In May 2016, a federal judge agreed with the ACLU and ordered the City of Cranston to redraw their voting lines within 30 days. In September 2016, a federal appeals court disagreed.

RELATED: The ACLU's Washington Legislative Office submitted comments to the Census Bureau on the 2020 Census Residence Rule supporting the counting of incarcerated people at their home address. The comments cite our lawsuit here in Rhode Island as well the ACLU's work in other states. 

Supporting Documents
2009: Montiero v. City of East Providence
Category: Due Process    Rights of Candidates    

Federal lawsuit challenging City Charter provisions that impose increased signature-gathering burdens, above and beyond what state law requires, on candidates who wish to run for local office. The provisions were repealed, and attorneys’ fees were awarded.

Cooperating Attorney: Angel Taveras

Supporting Documents

Voting Rights Legislation

Prison Gerrymandering (H 7140) Held for Further Study
Category: 2020    Voting Rights    

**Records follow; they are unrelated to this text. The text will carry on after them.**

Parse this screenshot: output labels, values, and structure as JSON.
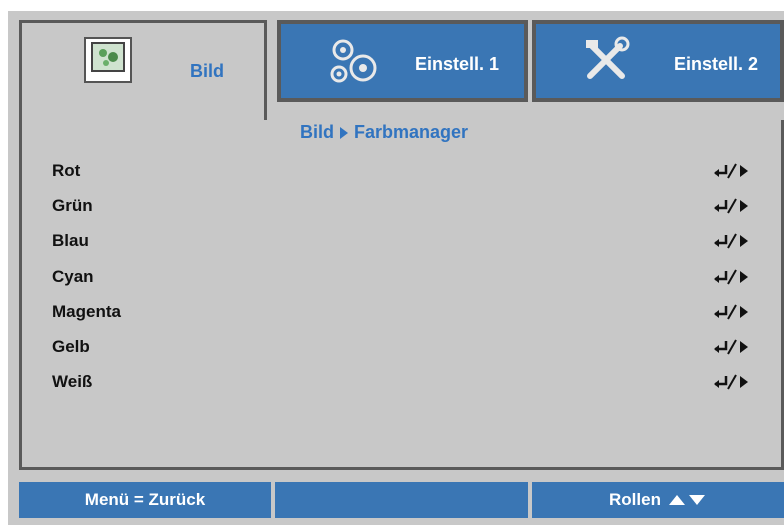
{
  "colors": {
    "accent": "#3174c0",
    "tab_bg": "#3a76b4",
    "panel_bg": "#c8c8c8",
    "border": "#5a5a5a"
  },
  "tabs": [
    {
      "label": "Bild",
      "icon": "picture-icon",
      "active": true
    },
    {
      "label": "Einstell. 1",
      "icon": "gears-icon",
      "active": false
    },
    {
      "label": "Einstell. 2",
      "icon": "tools-icon",
      "active": false
    }
  ],
  "breadcrumb": {
    "parent": "Bild",
    "current": "Farbmanager"
  },
  "menu": {
    "items": [
      {
        "label": "Rot",
        "action_icon": "enter-right-icon"
      },
      {
        "label": "Grün",
        "action_icon": "enter-right-icon"
      },
      {
        "label": "Blau",
        "action_icon": "enter-right-icon"
      },
      {
        "label": "Cyan",
        "action_icon": "enter-right-icon"
      },
      {
        "label": "Magenta",
        "action_icon": "enter-right-icon"
      },
      {
        "label": "Gelb",
        "action_icon": "enter-right-icon"
      },
      {
        "label": "Weiß",
        "action_icon": "enter-right-icon"
      }
    ]
  },
  "footer": {
    "back_label": "Menü = Zurück",
    "middle_label": "",
    "scroll_label": "Rollen"
  }
}
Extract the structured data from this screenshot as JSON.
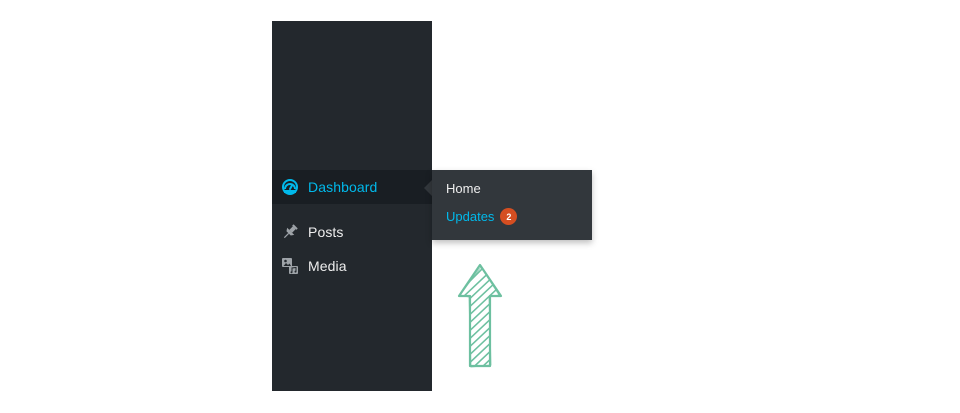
{
  "menu": {
    "items": [
      {
        "label": "Dashboard",
        "icon": "dashboard-icon",
        "current": true
      },
      {
        "label": "Posts",
        "icon": "pushpin-icon",
        "current": false
      },
      {
        "label": "Media",
        "icon": "media-icon",
        "current": false
      }
    ]
  },
  "flyout": {
    "items": [
      {
        "label": "Home"
      },
      {
        "label": "Updates",
        "badge": "2"
      }
    ]
  },
  "annotation": {
    "icon": "hand-drawn-arrow-up-icon",
    "color": "#6dc0a0"
  },
  "colors": {
    "menu_bg": "#23282d",
    "current_bg": "#191e23",
    "flyout_bg": "#32373c",
    "accent": "#00b9eb",
    "badge": "#d54e21",
    "text": "#eeeeee"
  }
}
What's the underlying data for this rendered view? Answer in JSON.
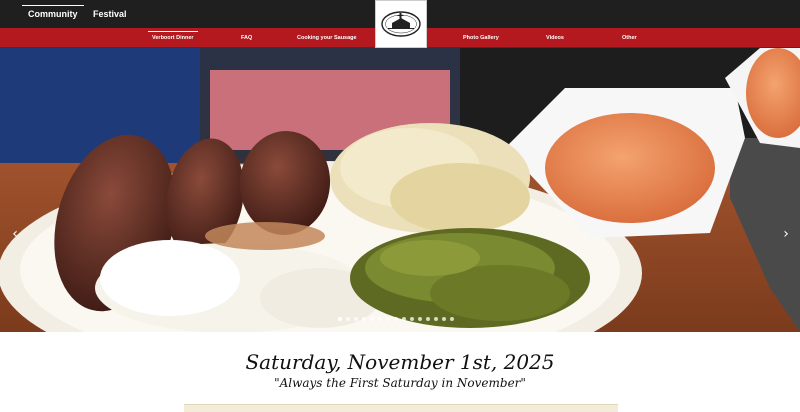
{
  "header": {
    "top_tabs": [
      {
        "label": "Community",
        "active": true
      },
      {
        "label": "Festival",
        "active": false
      }
    ]
  },
  "nav": {
    "items": [
      {
        "label": "Verboort Dinner",
        "active": true
      },
      {
        "label": "FAQ",
        "active": false
      },
      {
        "label": "Cooking your Sausage",
        "active": false
      },
      {
        "label": "Photo Gallery",
        "active": false
      },
      {
        "label": "Videos",
        "active": false
      },
      {
        "label": "Other",
        "active": false
      }
    ]
  },
  "hero": {
    "slide_count": 15,
    "active_slide": 1,
    "prev_icon": "chevron-left-icon",
    "next_icon": "chevron-right-icon"
  },
  "event": {
    "date": "Saturday, November 1st, 2025",
    "tagline": "\"Always the First Saturday in November\""
  },
  "colors": {
    "topbar": "#1f1f1f",
    "navbar": "#b3191e"
  }
}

When it comes to drawing new voting districts, any individuals incarcerated at the ACI in Cranston on the day the Census worker comes through are recorded as living on Howard Avenue at the prison, including individuals awaiting trial or serving misdemeanor sentences who are still allowed to vote, but only from their home addresses. As a result, Cranston is overrepresented in the General Assembly, while the districts from where the prisoners hail are underrepresented (approximately 15% of House District 20 is comprised of voters who cannot vote in Cranston). The ACLU again supported this legislation, sponsored by Representative Anastasia Williams, to rectify this disparity and require all prisoners to be counted, for redistricting purposes only, at their last known address.

Legislative Redistricting (H 7260, S 2077) Held for Further Study
Category: 2020    Voting Rights    

H 7260 and S 2077, introduced by Representative Jason Knight and Senator Dawn Euer, respectively, would establish an independent redistricting commission in order to ensure that Rhode Island’s legislative districts are not impacted by partisan gerrymandering. We supported this legislation, with some amendments, because such a commission would better ensure fairly proportioned districts, the ability for voters to choose their legislators – rather than the other way around – and provide a critical transparency to the redistricting process.